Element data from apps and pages
================================

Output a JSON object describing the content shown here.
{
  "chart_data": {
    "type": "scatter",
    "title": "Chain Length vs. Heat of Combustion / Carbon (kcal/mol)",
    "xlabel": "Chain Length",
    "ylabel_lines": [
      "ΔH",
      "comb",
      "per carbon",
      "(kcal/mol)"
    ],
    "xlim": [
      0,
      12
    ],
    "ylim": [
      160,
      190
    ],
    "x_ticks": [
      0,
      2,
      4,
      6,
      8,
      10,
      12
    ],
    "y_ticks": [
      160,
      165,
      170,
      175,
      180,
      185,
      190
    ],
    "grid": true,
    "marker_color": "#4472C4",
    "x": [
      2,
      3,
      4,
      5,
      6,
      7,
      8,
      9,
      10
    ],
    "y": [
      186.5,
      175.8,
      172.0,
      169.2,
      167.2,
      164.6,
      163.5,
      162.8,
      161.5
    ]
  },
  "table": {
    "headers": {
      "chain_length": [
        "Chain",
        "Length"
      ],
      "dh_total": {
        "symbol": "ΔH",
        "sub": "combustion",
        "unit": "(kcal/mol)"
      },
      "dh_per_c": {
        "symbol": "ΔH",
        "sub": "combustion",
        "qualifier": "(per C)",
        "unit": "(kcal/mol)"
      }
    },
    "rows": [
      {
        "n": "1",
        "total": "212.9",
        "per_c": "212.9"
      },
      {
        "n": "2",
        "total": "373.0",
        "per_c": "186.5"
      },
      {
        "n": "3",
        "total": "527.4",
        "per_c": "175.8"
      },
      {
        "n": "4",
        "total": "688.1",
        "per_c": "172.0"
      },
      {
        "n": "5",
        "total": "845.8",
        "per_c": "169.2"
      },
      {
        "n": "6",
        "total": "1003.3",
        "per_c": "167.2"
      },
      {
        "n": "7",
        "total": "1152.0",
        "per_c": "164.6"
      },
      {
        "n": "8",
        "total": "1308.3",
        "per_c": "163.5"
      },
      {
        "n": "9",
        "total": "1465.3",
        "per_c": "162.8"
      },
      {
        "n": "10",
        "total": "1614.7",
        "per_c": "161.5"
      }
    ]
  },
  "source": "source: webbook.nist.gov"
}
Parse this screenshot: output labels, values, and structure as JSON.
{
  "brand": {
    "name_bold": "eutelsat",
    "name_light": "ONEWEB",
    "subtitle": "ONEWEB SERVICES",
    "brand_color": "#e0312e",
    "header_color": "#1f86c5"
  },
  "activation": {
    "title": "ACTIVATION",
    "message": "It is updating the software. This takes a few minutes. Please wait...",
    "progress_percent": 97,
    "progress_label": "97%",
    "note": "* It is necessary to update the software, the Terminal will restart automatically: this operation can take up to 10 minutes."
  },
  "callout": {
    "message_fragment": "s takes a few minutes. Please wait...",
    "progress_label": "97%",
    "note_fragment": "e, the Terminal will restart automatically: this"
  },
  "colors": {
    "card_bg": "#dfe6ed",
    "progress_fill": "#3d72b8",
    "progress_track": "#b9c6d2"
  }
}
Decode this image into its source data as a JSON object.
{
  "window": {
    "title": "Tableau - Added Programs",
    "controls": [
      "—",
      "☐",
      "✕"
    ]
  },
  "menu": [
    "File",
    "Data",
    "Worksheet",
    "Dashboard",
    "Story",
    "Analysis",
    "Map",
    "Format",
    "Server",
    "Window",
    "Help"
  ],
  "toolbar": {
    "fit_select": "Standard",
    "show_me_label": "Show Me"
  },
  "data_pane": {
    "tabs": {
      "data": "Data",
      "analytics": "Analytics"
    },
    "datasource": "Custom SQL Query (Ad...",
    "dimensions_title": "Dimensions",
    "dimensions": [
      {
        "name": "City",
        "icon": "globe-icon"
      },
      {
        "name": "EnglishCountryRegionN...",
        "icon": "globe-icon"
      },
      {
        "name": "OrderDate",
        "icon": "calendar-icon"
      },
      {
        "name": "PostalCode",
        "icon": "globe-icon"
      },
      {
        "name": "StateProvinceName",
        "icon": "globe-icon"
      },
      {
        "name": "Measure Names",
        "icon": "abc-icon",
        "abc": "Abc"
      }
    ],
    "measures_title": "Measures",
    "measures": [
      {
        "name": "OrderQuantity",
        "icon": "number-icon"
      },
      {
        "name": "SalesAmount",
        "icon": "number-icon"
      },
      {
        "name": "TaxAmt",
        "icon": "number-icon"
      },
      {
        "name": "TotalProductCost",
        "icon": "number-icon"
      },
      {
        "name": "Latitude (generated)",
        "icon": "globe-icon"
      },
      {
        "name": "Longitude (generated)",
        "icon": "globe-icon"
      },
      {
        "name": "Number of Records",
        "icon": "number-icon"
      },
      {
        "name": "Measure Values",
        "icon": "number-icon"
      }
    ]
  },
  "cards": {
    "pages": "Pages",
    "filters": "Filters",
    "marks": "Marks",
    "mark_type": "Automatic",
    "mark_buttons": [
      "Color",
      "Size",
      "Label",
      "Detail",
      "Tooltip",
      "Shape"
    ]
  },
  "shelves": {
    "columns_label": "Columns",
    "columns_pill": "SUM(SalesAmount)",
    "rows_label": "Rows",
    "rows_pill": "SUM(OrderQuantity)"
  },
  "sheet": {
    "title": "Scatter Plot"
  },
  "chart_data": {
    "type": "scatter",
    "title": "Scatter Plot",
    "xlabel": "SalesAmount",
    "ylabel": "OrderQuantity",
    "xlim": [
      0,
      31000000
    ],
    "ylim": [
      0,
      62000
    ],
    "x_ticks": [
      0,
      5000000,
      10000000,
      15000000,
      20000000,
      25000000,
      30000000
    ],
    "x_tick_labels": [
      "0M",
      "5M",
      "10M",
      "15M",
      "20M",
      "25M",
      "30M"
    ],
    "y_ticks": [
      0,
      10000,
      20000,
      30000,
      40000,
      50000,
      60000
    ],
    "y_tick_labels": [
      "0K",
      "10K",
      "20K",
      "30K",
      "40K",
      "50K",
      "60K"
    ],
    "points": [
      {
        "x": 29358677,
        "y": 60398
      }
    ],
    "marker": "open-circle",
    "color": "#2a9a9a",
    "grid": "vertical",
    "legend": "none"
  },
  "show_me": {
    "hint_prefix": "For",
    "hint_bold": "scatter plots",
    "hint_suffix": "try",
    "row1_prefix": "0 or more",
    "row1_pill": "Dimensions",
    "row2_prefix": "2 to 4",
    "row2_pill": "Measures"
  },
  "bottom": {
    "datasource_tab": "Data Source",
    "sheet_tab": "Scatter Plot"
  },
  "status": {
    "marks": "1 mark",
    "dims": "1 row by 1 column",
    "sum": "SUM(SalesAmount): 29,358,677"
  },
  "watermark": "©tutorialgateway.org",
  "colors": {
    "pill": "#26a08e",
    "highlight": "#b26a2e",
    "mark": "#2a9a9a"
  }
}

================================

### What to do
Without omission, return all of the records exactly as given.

### Solved problem
Output a JSON object describing the content shown here.
{
  "chart_data": {
    "type": "scatter",
    "title": "Chain Length vs. Heat of Combustion / Carbon (kcal/mol)",
    "xlabel": "Chain Length",
    "ylabel_lines": [
      "ΔH",
      "comb",
      "per carbon",
      "(kcal/mol)"
    ],
    "xlim": [
      0,
      12
    ],
    "ylim": [
      160,
      190
    ],
    "x_ticks": [
      0,
      2,
      4,
      6,
      8,
      10,
      12
    ],
    "y_ticks": [
      160,
      165,
      170,
      175,
      180,
      185,
      190
    ],
    "grid": true,
    "marker_color": "#4472C4",
    "x": [
      2,
      3,
      4,
      5,
      6,
      7,
      8,
      9,
      10
    ],
    "y": [
      186.5,
      175.8,
      172.0,
      169.2,
      167.2,
      164.6,
      163.5,
      162.8,
      161.5
    ]
  },
  "table": {
    "headers": {
      "chain_length": [
        "Chain",
        "Length"
      ],
      "dh_total": {
        "symbol": "ΔH",
        "sub": "combustion",
        "unit": "(kcal/mol)"
      },
      "dh_per_c": {
        "symbol": "ΔH",
        "sub": "combustion",
        "qualifier": "(per C)",
        "unit": "(kcal/mol)"
      }
    },
    "rows": [
      {
        "n": "1",
        "total": "212.9",
        "per_c": "212.9"
      },
      {
        "n": "2",
        "total": "373.0",
        "per_c": "186.5"
      },
      {
        "n": "3",
        "total": "527.4",
        "per_c": "175.8"
      },
      {
        "n": "4",
        "total": "688.1",
        "per_c": "172.0"
      },
      {
        "n": "5",
        "total": "845.8",
        "per_c": "169.2"
      },
      {
        "n": "6",
        "total": "1003.3",
        "per_c": "167.2"
      },
      {
        "n": "7",
        "total": "1152.0",
        "per_c": "164.6"
      },
      {
        "n": "8",
        "total": "1308.3",
        "per_c": "163.5"
      },
      {
        "n": "9",
        "total": "1465.3",
        "per_c": "162.8"
      },
      {
        "n": "10",
        "total": "1614.7",
        "per_c": "161.5"
      }
    ]
  },
  "source": "source: webbook.nist.gov"
}
Parse this screenshot: output labels, values, and structure as JSON.
{
  "brand": {
    "name_bold": "eutelsat",
    "name_light": "ONEWEB",
    "subtitle": "ONEWEB SERVICES",
    "brand_color": "#e0312e",
    "header_color": "#1f86c5"
  },
  "activation": {
    "title": "ACTIVATION",
    "message": "It is updating the software. This takes a few minutes. Please wait...",
    "progress_percent": 97,
    "progress_label": "97%",
    "note": "* It is necessary to update the software, the Terminal will restart automatically: this operation can take up to 10 minutes."
  },
  "callout": {
    "message_fragment": "s takes a few minutes. Please wait...",
    "progress_label": "97%",
    "note_fragment": "e, the Terminal will restart automatically: this"
  },
  "colors": {
    "card_bg": "#dfe6ed",
    "progress_fill": "#3d72b8",
    "progress_track": "#b9c6d2"
  }
}
Decode this image into its source data as a JSON object.
{
  "window": {
    "title": "Tableau - Added Programs",
    "controls": [
      "—",
      "☐",
      "✕"
    ]
  },
  "menu": [
    "File",
    "Data",
    "Worksheet",
    "Dashboard",
    "Story",
    "Analysis",
    "Map",
    "Format",
    "Server",
    "Window",
    "Help"
  ],
  "toolbar": {
    "fit_select": "Standard",
    "show_me_label": "Show Me"
  },
  "data_pane": {
    "tabs": {
      "data": "Data",
      "analytics": "Analytics"
    },
    "datasource": "Custom SQL Query (Ad...",
    "dimensions_title": "Dimensions",
    "dimensions": [
      {
        "name": "City",
        "icon": "globe-icon"
      },
      {
        "name": "EnglishCountryRegionN...",
        "icon": "globe-icon"
      },
      {
        "name": "OrderDate",
        "icon": "calendar-icon"
      },
      {
        "name": "PostalCode",
        "icon": "globe-icon"
      },
      {
        "name": "StateProvinceName",
        "icon": "globe-icon"
      },
      {
        "name": "Measure Names",
        "icon": "abc-icon",
        "abc": "Abc"
      }
    ],
    "measures_title": "Measures",
    "measures": [
      {
        "name": "OrderQuantity",
        "icon": "number-icon"
      },
      {
        "name": "SalesAmount",
        "icon": "number-icon"
      },
      {
        "name": "TaxAmt",
        "icon": "number-icon"
      },
      {
        "name": "TotalProductCost",
        "icon": "number-icon"
      },
      {
        "name": "Latitude (generated)",
        "icon": "globe-icon"
      },
      {
        "name": "Longitude (generated)",
        "icon": "globe-icon"
      },
      {
        "name": "Number of Records",
        "icon": "number-icon"
      },
      {
        "name": "Measure Values",
        "icon": "number-icon"
      }
    ]
  },
  "cards": {
    "pages": "Pages",
    "filters": "Filters",
    "marks": "Marks",
    "mark_type": "Automatic",
    "mark_buttons": [
      "Color",
      "Size",
      "Label",
      "Detail",
      "Tooltip",
      "Shape"
    ]
  },
  "shelves": {
    "columns_label": "Columns",
    "columns_pill": "SUM(SalesAmount)",
    "rows_label": "Rows",
    "rows_pill": "SUM(OrderQuantity)"
  },
  "sheet": {
    "title": "Scatter Plot"
  },
  "chart_data": {
    "type": "scatter",
    "title": "Scatter Plot",
    "xlabel": "SalesAmount",
    "ylabel": "OrderQuantity",
    "xlim": [
      0,
      31000000
    ],
    "ylim": [
      0,
      62000
    ],
    "x_ticks": [
      0,
      5000000,
      10000000,
      15000000,
      20000000,
      25000000,
      30000000
    ],
    "x_tick_labels": [
      "0M",
      "5M",
      "10M",
      "15M",
      "20M",
      "25M",
      "30M"
    ],
    "y_ticks": [
      0,
      10000,
      20000,
      30000,
      40000,
      50000,
      60000
    ],
    "y_tick_labels": [
      "0K",
      "10K",
      "20K",
      "30K",
      "40K",
      "50K",
      "60K"
    ],
    "points": [
      {
        "x": 29358677,
        "y": 60398
      }
    ],
    "marker": "open-circle",
    "color": "#2a9a9a",
    "grid": "vertical",
    "legend": "none"
  },
  "show_me": {
    "hint_prefix": "For",
    "hint_bold": "scatter plots",
    "hint_suffix": "try",
    "row1_prefix": "0 or more",
    "row1_pill": "Dimensions",
    "row2_prefix": "2 to 4",
    "row2_pill": "Measures"
  },
  "bottom": {
    "datasource_tab": "Data Source",
    "sheet_tab": "Scatter Plot"
  },
  "status": {
    "marks": "1 mark",
    "dims": "1 row by 1 column",
    "sum": "SUM(SalesAmount): 29,358,677"
  },
  "watermark": "©tutorialgateway.org",
  "colors": {
    "pill": "#26a08e",
    "highlight": "#b26a2e",
    "mark": "#2a9a9a"
  }
}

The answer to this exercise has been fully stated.